Below is a link to an article that was published in The Guardian. It states the facts we shared with the City Council last September and cites the study published by the National Parks Service showing “that 20% of urban coyotes’ diets is made up of cats”. The NPS findings come from investigating “30,000 specimens of (coyote) scat” collected over two and a half years”.
The article also states that in “Los Angeles there were 16 coyote attacks on humans in 2016, up from two in 2011” and that there are now reports of “coyotes attacking cats in the daytime”.
They quote Dr. Quinn, a “human wildlife interactions advisor” at UC Irvine, who has done DNA analysis on the stomachs of over 300 coyotes that “confirm that cats form a least a fifth, if not more, of coyotes’diet”, and refer to the Coyote Catcher app she designed that, in 2018, “recorded 135 cat deaths by coyote attack, and 58 dog deaths”.
Given that this research has already been done, and paid for, by reputable sources, we respectfully request that the City Council not waste $211,000 of Culver City’s taxpayer money to confirm facts already in evidence.
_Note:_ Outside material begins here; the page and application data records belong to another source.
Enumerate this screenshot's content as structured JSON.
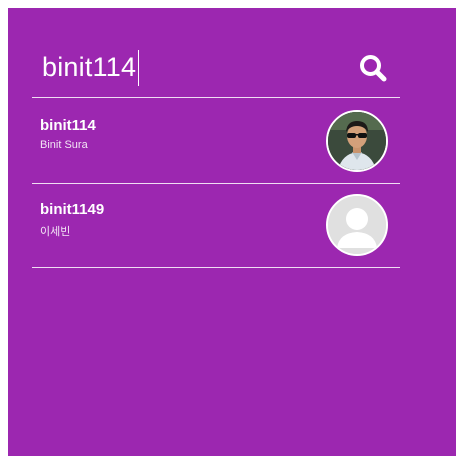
{
  "search": {
    "value": "binit114",
    "icon": "search-icon"
  },
  "results": [
    {
      "username": "binit114",
      "fullname": "Binit Sura",
      "avatar": "profile-photo"
    },
    {
      "username": "binit1149",
      "fullname": "이세빈",
      "avatar": "default-avatar-icon"
    }
  ],
  "colors": {
    "background": "#9c27b0",
    "text": "#ffffff",
    "divider": "#ffffff",
    "default_avatar": "#e0e0e0"
  }
}
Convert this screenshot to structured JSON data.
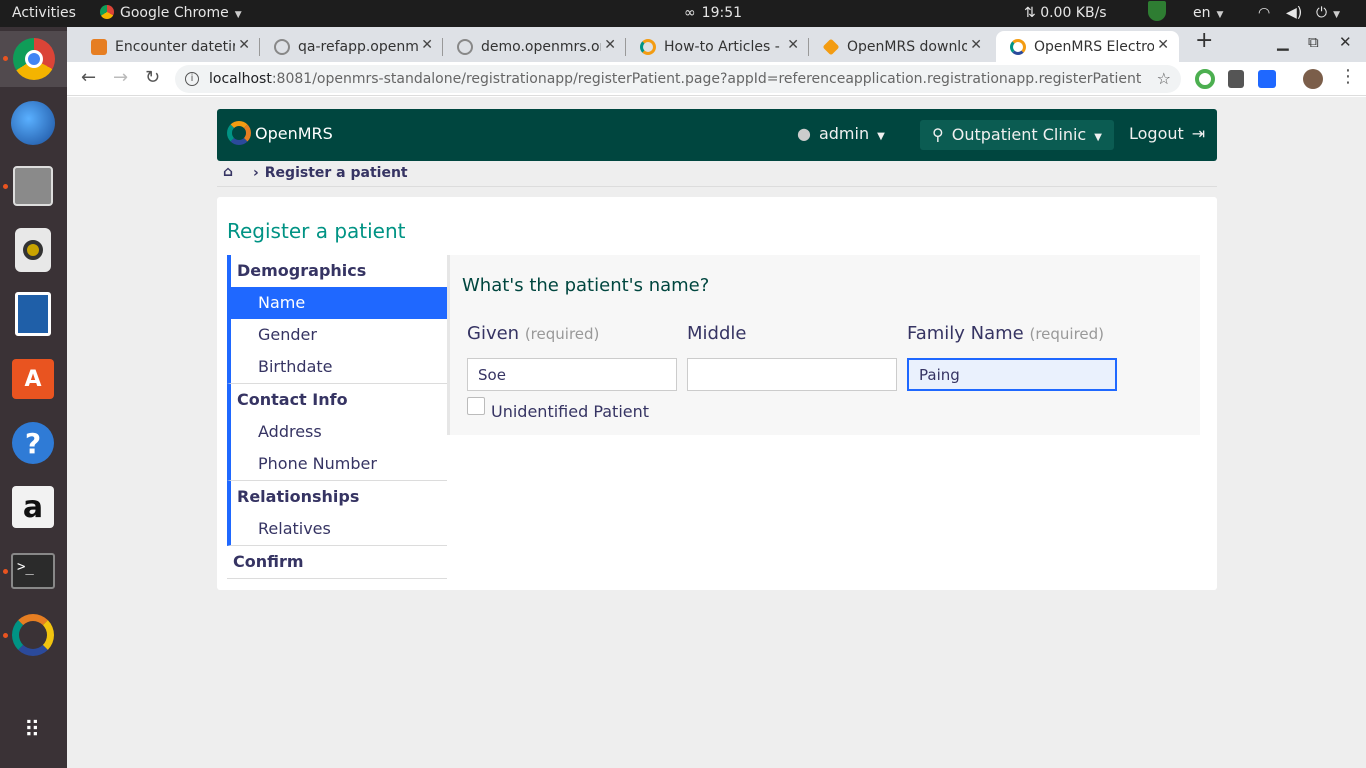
{
  "os": {
    "activities": "Activities",
    "app_menu": "Google Chrome",
    "clock": "19:51",
    "net_speed": "0.00 KB/s",
    "lang": "en"
  },
  "tabs": [
    {
      "label": "Encounter datetir",
      "favicon_color": "#e67e22"
    },
    {
      "label": "qa-refapp.openm",
      "favicon_color": "#888888"
    },
    {
      "label": "demo.openmrs.or",
      "favicon_color": "#888888"
    },
    {
      "label": "How-to Articles -",
      "favicon_color": "#f39c12"
    },
    {
      "label": "OpenMRS downlo",
      "favicon_color": "#f39c12"
    },
    {
      "label": "OpenMRS Electro",
      "favicon_color": "#f39c12"
    }
  ],
  "browser": {
    "url_host": "localhost",
    "url_rest": ":8081/openmrs-standalone/registrationapp/registerPatient.page?appId=referenceapplication.registrationapp.registerPatient"
  },
  "header": {
    "brand": "OpenMRS",
    "user": "admin",
    "location": "Outpatient Clinic",
    "logout": "Logout"
  },
  "breadcrumb": {
    "current": "Register a patient"
  },
  "page_title": "Register a patient",
  "nav": {
    "demographics": "Demographics",
    "name": "Name",
    "gender": "Gender",
    "birthdate": "Birthdate",
    "contact": "Contact Info",
    "address": "Address",
    "phone": "Phone Number",
    "relationships": "Relationships",
    "relatives": "Relatives",
    "confirm": "Confirm"
  },
  "form": {
    "question": "What's the patient's name?",
    "given_label": "Given",
    "given_req": "(required)",
    "given_value": "Soe",
    "middle_label": "Middle",
    "middle_value": "",
    "family_label": "Family Name",
    "family_req": "(required)",
    "family_value": "Paing",
    "unidentified": "Unidentified Patient"
  }
}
Surely that staggering amount of money could be spent in a more productive manner.
Some of the potentially useful programs we suggested last September were:
1) hiring another Animal Control Officer to patrol/haze at night when the coyotes are most active
2) protecting the school yards, parks, and library parking lot that abut the Ballona Creek with the fence “rollers” described during your September presentation
3) posting permanent Coyote Killing warning signage in all Culver City parks and other areas where the coyotes are most active
4) sending out mailers to ALL Culver City residents and businesses warning them of the danger, what to do if they see a coyote, and asking that they remove/cover food sources such as trash cans, pet food and fruit laying on the ground
5) develop an education program, with handouts, for all Culver City schools so that parents have the information they need to protect their children and their pets
Taking actual action to safeguard Culver City residents and businesses would seem to be a far greater priority than paying for another “study” to produce information we already have.
It is hard to imagine that these, and other similar, preventative safety actions could possibly cost $211,000, and they could be implemented immediately, rather than doing nothing for three years while waiting for yet another report to be complied.
With the remaining money, perhaps the City Council could do as Councilman Eriksson suggested at the September meeting, and approve the Culver City Police Department’s request for Narcan and defibrillators in their patrol cars, a request the Council denied because there was “no money” for an expenditure of less than $200 per car that would save human lives. I, for one. would like to know that saving my life would be worth spending a $120 on a defibrillator.
With the city council to vote on approving the funds for the coyote study on May 13, residents should get vocal about their opinions.